Missouri’s Implied Consent Law

police officer with breathalyzer - Missouri DUI

Across the United States, there are implied consent laws that pertain to all drivers who possess a driver’s license. These laws state (with some mild differences across the states), that if a person is suspected of driving under the influence of alcohol or drugs, he or she will be required to submit to a chemical sobriety test or face immediate administrative consequences. The administrative consequences under the Implied Consent laws vary from state to state, but in Missouri, your driving privilege will be revoked for one year. This is known as a “Chemical Revocation”. If, after the refusal of a chemical test you are found guilty of a DWI in Missouri, you will face additional consequences and penalties. 

Read on to learn more about Implied Consent Laws in Missouri, what is included under these driving laws, what is not and how our experienced team of DWI lawyers in Missouri can help you get out of trouble. 

What Sobriety Tests Are Not Included Under Missouri’s Implied Consent Laws?

Police officer conducting sobriety test - Missouri DUI

Field Sobriety Tests like the Horizontal Gaze Nystagmus Test, the Walk-and-Turn, and the One-Leg Stand test are not covered under the Implied Consent laws in Missouri. This means that refusing to submit to any of these tests (or any other physical tests the police officer requests) will not result in an administrative or criminal consequence. However, refusing to perform field sobriety tests, will pretty much guarantee that the police officer will request you submit to a chemical test. At this point, you should ask to speak with your attorney before answering any other questions.

What Tests Are Included Under Missouri’s Implied Consent Laws?

When a police officer pulls you over under suspicion of a DWI in Missouri, the officer will ask you to perform a series of field sobriety tests, “roadside Olympics”, and a chemical test such as submitting to a breathalyzer test. Missouri law deems implied consent for any person if they:

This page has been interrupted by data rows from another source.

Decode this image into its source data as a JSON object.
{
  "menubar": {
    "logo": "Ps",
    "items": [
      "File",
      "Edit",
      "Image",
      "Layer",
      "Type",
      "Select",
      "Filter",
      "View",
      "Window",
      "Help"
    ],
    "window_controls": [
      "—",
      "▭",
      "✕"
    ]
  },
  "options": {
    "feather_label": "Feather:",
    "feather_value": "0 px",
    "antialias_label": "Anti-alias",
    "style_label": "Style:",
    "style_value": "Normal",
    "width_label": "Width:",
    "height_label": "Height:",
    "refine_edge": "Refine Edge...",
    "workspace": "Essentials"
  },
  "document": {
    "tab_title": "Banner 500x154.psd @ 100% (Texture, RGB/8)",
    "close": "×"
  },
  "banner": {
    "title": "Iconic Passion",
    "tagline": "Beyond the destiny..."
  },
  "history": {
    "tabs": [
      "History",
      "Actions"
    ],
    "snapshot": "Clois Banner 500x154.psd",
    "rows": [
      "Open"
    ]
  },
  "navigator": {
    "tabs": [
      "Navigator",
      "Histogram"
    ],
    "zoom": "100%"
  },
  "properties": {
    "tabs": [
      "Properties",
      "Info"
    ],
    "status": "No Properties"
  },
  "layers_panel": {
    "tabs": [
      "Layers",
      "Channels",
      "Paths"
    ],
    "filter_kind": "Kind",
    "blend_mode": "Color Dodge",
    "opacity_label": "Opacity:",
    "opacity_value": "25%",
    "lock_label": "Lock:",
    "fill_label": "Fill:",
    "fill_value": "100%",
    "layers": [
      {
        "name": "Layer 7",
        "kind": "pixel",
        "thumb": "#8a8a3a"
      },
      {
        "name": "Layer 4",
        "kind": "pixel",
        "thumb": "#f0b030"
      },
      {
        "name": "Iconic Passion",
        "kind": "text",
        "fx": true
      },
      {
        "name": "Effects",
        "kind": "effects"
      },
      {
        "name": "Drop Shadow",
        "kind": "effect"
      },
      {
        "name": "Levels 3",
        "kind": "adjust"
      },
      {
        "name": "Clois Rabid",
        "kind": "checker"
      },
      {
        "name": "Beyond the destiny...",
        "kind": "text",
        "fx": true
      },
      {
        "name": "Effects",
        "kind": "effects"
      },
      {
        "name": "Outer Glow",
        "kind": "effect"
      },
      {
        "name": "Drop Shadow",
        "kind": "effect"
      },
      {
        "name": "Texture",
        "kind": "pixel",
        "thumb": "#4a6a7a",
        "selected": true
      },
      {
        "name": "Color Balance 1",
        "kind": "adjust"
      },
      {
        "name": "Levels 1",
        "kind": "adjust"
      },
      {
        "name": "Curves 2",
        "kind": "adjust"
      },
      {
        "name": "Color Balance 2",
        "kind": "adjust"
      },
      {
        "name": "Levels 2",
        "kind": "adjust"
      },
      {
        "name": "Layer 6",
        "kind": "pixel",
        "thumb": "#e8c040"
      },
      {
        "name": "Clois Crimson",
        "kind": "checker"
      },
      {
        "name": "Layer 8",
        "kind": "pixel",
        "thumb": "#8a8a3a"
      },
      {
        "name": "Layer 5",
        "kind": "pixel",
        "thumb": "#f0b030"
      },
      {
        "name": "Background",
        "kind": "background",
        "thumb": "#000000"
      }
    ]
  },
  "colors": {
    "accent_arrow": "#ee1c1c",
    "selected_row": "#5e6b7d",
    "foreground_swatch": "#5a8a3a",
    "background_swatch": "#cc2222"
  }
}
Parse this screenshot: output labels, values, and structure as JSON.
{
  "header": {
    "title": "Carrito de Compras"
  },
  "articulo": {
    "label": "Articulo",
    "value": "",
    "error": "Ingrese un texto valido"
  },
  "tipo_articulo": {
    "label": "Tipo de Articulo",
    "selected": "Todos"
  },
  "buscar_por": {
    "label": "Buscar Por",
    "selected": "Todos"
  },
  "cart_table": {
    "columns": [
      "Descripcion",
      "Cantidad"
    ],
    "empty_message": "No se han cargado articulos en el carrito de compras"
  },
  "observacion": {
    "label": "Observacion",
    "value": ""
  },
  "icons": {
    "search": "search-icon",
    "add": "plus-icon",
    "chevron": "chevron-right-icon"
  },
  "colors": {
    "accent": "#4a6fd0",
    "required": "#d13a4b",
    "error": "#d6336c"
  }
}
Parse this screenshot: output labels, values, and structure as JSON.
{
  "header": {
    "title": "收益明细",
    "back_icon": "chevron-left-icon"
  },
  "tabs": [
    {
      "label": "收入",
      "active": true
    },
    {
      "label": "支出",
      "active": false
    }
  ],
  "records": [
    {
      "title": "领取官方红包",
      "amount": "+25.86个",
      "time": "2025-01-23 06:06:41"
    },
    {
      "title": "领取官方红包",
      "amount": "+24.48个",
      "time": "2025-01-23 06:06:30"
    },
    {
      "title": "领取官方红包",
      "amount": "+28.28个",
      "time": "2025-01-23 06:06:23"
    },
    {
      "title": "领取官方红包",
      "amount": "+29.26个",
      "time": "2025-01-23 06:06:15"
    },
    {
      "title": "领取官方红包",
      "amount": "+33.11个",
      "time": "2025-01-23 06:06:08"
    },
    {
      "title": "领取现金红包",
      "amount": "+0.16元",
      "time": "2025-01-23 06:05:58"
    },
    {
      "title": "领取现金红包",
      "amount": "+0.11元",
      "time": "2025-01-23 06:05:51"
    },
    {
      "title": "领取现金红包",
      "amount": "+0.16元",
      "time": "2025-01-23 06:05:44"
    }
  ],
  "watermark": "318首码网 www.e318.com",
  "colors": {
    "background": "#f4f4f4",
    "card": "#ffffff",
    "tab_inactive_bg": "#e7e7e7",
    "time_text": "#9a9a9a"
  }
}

The breath chemical test is one of the only chemical tests that can, and often is, tested at the scene of the arrest. However, in some cases, the police officer will ask you to submit to a breathalyzer test after you have been arrested and taken down to the police station. The breathalyzer measures the blood alcohol content on a person’s breath. For persons over 21 years old, blowing a .08% or higher is considered a DWI. A person under 21 is considered to be driving while under the influence at .02% and commercial drivers are arrested for a DWI in Missouri at .04% BAC. 


A urine test to measure the amount of alcohol or drugs in your system will be performed at the detention facility. Urine tests are usually only requested when the arresting officer believes that drugs may be involved with the DWI arrest or if you refused a breath chemical test. In this case, any amount of drugs in a person’s urine are admissible during court and the person will be charged with a DWI or DUID (Driving Under the Influence of Drugs) if alcohol is not also present. 


If a police officer believes that drugs are in the driver’s system, they may use a mouth swab test to detect the alleged drugs. This is not a common chemical test, but it is used enough that it’s worth mentioning. Again, like a urine and blood chemical test in Missouri, a saliva test will most likely be performed at the detention facility. 


Blood tests are another test that can be performed but are usually not except for exceptional reasons. For example, if the driver was in an accident where a fatality occurred due to the accident, the court may request a blood test. More often than not, a urine and/or breath test is all that is needed. It should be noted that a blood test cannot be refused if a warrant is issued by the court for a blood sample from the defendant. 

While a person cannot be forced to take a chemical test (unless a warrant is issued by a judge), if a person refuses to submit to any of these chemical tests, with probable cause that he or she was driving under the influence in Missouri, license suspension and other penalties are almost guaranteed. Additionally, refusal to submit to a chemical test will remain on your record permanently.

Should You Consent To A Chemical Test If You Are Pulled Over For Driving Under The Influence? 

If you are pulled over for suspicion of a DWI in Missouri and there is probable cause to suspect that you are indeed under the influence of alcohol or drugs, the first thing you need to do is contact your DWI attorney rather than refusing to submit to a test. At least until your Missouri DWI attorney has advised you on the best course of action.

Now, asking to speak with an attorney rather than submit to a chemical test, will mean that you need to wait for legal advice from your DWI attorney at the detention facility or police station. 

Know this, that asking for your attorney does not mean or imply that you are guilty of anything. On the other hand, refusing to submit to a chemical test can have administrative consequences (losing your license) regardless of the outcome of your criminal DWI case. 

For a free and confidential consultation, contact the DWI attorneys at DWI Springfield today.